Another particular highlight of the album is the female empowerment track “No Man I See,” which preaches that women should never let men convince them that they are not strong or that men are superior. It’s something that Bedingfield and multitudes of other female artists in the pop music industry have experienced, namely her former songwriting partner Bebe Rexha, who recently took to Instagram to discuss how a male record executive told her she was getting “too old” to dress provocatively at 29 years old (in response to which she released the empowering single “Not 20 Anymore”). Bedingfield says she’s experienced the exact same thing working in the music industry, stating that not until working in music did she know that 30 was supposed to be old. “That’s not even half your life,” she said. “When I turned 30, people would say stuff to my face, but I was like, ‘I feel great!’ I enjoy being experienced and I feel young because I’m always trying new things and feel like a beginner.”

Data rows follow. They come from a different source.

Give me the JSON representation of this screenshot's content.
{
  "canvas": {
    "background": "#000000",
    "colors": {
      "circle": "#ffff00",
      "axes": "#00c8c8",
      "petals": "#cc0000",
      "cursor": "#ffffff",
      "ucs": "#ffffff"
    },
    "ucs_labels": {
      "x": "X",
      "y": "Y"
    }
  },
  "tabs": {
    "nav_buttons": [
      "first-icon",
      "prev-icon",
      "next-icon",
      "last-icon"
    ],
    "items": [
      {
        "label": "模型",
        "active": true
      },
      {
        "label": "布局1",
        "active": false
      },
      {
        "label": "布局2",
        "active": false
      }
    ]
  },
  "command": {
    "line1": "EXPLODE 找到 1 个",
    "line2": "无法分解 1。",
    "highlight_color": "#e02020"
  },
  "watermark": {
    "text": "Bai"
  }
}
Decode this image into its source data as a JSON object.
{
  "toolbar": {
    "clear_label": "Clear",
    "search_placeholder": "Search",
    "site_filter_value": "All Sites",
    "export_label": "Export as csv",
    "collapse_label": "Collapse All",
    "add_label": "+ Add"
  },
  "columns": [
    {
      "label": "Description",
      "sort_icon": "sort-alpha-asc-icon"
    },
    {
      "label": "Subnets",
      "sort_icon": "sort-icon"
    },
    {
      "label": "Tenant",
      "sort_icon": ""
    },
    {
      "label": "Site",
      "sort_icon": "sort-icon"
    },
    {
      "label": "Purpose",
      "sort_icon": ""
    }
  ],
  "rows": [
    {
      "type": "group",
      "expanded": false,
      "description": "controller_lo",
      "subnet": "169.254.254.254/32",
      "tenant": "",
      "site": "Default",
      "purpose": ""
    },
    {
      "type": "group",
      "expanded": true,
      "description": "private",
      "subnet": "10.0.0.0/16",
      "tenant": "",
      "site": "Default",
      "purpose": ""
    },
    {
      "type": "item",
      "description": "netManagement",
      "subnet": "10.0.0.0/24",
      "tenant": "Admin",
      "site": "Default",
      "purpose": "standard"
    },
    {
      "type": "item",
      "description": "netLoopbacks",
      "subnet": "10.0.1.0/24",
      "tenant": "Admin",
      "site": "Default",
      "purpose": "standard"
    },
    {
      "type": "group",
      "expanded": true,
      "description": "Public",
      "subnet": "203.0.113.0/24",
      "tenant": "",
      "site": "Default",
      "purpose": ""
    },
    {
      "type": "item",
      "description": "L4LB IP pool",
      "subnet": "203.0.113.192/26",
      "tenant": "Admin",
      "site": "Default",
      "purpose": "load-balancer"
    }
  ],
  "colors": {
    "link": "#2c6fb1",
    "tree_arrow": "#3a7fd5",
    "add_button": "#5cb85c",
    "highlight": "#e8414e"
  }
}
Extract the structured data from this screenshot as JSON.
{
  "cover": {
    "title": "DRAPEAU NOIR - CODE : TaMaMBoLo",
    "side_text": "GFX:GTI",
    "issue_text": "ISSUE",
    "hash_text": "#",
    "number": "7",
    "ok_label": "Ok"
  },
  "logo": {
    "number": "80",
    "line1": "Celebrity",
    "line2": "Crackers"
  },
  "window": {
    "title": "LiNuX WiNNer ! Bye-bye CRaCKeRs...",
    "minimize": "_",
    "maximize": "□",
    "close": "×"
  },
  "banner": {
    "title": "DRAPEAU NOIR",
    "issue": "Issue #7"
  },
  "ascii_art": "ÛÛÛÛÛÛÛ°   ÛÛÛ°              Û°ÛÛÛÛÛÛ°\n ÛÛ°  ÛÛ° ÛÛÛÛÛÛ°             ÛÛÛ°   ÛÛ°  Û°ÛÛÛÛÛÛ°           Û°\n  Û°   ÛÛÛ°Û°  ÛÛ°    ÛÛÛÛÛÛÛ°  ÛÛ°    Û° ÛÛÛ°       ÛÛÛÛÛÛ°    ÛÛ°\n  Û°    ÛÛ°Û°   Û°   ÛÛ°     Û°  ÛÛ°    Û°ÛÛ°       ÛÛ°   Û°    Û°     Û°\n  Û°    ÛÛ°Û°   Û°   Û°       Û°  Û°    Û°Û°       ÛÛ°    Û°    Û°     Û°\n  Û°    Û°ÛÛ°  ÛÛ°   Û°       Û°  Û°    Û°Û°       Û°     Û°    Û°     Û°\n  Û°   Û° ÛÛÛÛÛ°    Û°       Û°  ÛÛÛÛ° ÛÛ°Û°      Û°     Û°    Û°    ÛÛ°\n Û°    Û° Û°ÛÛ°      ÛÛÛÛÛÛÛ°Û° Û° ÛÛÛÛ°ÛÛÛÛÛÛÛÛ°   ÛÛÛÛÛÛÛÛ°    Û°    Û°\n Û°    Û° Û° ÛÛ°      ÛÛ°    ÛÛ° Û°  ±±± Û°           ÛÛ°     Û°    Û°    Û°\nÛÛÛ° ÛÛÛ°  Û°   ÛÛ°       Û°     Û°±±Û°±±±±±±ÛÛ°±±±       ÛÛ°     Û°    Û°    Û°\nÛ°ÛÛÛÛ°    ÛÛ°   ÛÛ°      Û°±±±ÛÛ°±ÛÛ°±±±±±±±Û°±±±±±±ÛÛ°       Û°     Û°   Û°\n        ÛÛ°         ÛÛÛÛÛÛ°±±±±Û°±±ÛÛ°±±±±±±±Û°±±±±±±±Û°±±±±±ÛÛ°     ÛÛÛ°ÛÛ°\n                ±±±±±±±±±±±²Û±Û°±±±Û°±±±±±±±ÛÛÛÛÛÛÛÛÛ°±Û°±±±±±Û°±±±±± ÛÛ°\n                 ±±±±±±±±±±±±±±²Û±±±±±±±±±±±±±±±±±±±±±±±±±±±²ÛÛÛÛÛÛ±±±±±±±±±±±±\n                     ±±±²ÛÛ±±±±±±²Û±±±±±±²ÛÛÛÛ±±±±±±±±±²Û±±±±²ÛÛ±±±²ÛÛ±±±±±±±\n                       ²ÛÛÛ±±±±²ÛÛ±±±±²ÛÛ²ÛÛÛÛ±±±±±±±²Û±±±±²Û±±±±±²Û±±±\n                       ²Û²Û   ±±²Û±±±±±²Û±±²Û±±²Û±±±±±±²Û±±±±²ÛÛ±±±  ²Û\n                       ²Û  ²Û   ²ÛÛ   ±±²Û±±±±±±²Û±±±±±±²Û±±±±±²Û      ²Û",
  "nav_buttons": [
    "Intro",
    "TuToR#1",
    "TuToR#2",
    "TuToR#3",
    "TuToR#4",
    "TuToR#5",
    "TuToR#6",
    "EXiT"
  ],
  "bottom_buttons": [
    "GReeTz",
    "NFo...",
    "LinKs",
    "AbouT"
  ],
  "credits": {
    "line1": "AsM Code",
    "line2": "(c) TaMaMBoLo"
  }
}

Roll with Me 
also doesn’t shy away from experimenting with different sounds and influences, including reggae on “King of the World” and gospel on “Wishful Thinking.” Things also get melancholy as Bedingfield contemplates the future on “Where We Going Now,” and the lyrics continue to get political on “Can’t Look Away.” Since signing with an independent label, Bedingfield describes herself as “being in a good space,” and loved making an album with only one other person. “I feel like writing an album with one person and letting that person produce it, that’s given me a freedom because it’s let me explore a different side to myself,” she explained. “A producer is allowed to have a vision. Sometimes if you’ve had some hits, you end up chasing them and writing something that sounds like ‘you.’ Everyone expects it to sound like your other thing... your label does particularly. It’s freeing. Actually having constraints frees you.”  Bedingfield also described Linda Perry as being known for “taking people out of their comfort zones and bringing out a new side to them,” saying, “[S]he really took me to a different place and I felt a new kind of freedom having one producer do the whole album. She gets a vision for something and she’s pretty determined! Every musician who works with her ups their game.”

As if a new album and a new vision weren’t enough, Bedingfield also had the pleasure of re-recording her vocals for “Unwritten” for the theme song of 
The Hills reboot, with some help from Perry. As for the fact that she will probably be remembered best for “Unwritten” for the rest of her life? It doesn’t bother her. In fact, she sees it as she should see making an era-defining song: as an impeccable achievement. “I love that that song has surpassed me. When people sing that song, they’re not actually thinking about me, they’re thinking about something in their life, and a moment that that song represents for them, and I love that. The goal of every mum is for their kid to leave home, so ‘Unwritten’ is its own full-fledged human being right now! I did my job!”

Jeffrey’s favorites from Roll with Me: “Kick It,” “Roller Skate,” “Hey Papa,” “It Could Be Love,” “Where We Going Now,” “Can’t Look Away,” and “No Man I See”